In addition to the amenities offered in these accommodations, the great benefit is being able to visit several attractions in the area in just a couple hours.
Whether staying at a city hotel or beach resort, visitors always greatly enjoy both the traditional and international cuisine served on site.
It is easy to travel to Panama on one of the many airlines attracted to the country's market-competitive Hub of the Americas.
For those who dream of an outdoor wedding, Panama offers beautiful destinations in beach or mountainous areas, village squares, and other attractive sites.
Major hotel chains, coming in a range of styles, are established in Panama and located near the capital's biggest shopping malls, which boast a variety of brands at affordable prices.
Travelers from Europe can choose among several popular destinations in Central America. Come enjoy the tours, facilities, and warm weather on your next wedding or honeymoon trip to Panama.
St. Joseph Church holds one of the greatest treasures of this country, the Golden Altar.
The church, consecrated to Saint Joseph, is located in the Old Town sector of the capital city at the intersection of Avenue A and Eighth Street. This colonial structure was built between 1671 and 1677, and is an indulgence in baroque details with strong influences from indigenous or colonial art. A skylight above the Golden Altar allows daylight to illuminate it.
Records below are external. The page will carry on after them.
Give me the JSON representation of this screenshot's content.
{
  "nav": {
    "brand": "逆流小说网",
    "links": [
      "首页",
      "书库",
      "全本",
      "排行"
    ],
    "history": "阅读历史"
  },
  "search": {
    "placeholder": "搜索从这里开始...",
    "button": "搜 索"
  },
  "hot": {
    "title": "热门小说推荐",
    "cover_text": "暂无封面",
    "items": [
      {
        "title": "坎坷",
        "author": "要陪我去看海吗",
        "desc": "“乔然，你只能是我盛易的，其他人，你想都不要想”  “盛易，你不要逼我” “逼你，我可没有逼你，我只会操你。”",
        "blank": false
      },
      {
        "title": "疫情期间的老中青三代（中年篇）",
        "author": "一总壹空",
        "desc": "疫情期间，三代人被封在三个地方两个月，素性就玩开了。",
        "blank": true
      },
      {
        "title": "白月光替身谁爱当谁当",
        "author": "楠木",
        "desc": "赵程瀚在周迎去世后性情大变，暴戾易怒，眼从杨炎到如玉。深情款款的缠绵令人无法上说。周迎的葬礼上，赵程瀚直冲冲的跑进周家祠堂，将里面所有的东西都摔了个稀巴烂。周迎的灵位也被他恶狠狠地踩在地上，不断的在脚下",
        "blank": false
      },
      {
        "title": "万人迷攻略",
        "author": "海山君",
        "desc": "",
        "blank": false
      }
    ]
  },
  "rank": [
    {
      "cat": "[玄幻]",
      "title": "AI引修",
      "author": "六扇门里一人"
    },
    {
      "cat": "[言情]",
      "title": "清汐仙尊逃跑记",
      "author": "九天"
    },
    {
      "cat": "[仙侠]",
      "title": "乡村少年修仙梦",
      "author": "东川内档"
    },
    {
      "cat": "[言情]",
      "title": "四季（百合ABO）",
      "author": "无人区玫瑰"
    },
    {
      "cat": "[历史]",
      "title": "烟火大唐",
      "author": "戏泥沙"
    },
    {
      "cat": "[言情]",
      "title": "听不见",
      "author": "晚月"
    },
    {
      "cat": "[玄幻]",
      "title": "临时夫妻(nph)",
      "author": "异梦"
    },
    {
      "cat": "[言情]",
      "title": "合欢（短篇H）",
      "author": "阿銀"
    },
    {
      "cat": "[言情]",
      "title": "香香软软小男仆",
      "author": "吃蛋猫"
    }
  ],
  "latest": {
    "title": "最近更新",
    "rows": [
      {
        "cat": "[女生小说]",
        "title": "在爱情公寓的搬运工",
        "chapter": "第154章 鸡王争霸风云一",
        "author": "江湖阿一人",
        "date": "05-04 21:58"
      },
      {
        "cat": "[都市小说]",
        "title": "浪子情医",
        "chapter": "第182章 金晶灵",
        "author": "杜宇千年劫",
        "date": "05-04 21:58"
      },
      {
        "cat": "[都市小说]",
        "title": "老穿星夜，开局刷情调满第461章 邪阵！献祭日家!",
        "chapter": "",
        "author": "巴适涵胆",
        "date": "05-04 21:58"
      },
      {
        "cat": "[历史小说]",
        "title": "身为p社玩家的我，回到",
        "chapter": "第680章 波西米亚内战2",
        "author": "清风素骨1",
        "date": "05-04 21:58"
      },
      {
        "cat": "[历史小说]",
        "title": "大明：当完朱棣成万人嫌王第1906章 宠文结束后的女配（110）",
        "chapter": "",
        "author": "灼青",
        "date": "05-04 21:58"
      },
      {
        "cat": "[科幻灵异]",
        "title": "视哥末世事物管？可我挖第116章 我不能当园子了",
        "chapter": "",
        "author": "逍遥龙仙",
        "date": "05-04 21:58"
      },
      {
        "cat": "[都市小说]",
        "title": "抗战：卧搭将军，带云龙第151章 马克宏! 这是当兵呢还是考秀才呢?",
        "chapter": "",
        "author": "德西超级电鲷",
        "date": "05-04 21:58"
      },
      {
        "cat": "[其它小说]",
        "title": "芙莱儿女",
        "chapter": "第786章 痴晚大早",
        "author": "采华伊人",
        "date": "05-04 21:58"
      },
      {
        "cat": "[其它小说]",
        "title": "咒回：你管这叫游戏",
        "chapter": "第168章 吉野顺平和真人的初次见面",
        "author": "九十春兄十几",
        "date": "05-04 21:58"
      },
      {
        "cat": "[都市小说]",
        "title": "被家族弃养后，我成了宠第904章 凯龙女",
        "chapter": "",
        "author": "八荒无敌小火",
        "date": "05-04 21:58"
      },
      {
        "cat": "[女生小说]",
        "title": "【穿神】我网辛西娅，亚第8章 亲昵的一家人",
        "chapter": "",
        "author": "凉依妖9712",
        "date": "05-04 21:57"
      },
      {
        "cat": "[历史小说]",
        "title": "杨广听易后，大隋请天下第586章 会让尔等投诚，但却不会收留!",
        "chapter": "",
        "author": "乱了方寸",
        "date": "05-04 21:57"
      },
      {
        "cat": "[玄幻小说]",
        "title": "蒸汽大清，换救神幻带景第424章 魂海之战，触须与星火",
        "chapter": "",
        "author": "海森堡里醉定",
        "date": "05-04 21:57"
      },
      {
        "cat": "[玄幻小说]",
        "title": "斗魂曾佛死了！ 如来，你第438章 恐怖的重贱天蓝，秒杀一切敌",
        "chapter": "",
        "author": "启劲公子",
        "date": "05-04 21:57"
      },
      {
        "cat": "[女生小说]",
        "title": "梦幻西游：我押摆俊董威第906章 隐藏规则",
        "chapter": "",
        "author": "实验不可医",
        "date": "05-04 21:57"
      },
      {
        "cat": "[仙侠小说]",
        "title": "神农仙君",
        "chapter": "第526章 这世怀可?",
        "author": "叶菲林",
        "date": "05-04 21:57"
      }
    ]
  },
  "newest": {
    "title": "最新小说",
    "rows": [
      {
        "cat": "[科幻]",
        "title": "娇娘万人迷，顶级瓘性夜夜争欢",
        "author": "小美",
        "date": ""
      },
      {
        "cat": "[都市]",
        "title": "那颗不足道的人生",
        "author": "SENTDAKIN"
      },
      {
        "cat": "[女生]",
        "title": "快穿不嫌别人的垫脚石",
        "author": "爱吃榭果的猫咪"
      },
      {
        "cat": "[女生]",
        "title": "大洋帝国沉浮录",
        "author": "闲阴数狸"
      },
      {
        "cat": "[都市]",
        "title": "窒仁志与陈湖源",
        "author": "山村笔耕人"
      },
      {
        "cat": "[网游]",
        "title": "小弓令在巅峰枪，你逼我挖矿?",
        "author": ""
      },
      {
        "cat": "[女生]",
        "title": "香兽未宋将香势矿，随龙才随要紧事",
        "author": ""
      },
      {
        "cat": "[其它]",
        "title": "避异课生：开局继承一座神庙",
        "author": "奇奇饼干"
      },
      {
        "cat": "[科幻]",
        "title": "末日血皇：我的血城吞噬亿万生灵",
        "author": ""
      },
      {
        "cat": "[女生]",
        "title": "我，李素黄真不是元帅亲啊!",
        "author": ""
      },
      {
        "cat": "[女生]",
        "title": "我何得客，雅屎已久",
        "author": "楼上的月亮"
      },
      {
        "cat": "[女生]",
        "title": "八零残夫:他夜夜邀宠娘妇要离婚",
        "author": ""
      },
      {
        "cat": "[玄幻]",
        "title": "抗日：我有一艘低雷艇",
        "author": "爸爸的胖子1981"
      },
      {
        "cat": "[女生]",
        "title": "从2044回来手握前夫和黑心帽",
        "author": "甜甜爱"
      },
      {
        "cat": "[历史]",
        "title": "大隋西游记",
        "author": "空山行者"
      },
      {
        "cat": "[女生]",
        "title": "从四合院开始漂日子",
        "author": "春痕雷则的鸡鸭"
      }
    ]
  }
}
The altar is actually made of mahogany wood covered with gold leaf in the Baroque style from the 18th century. The church itself is a historic gem; of its three naves, the left one has four windows that were made in Florence, Italy and installed in 1963, representing Saint Rita of Cascia, St. Augustine, Our Lady of Consolation and St. Joseph.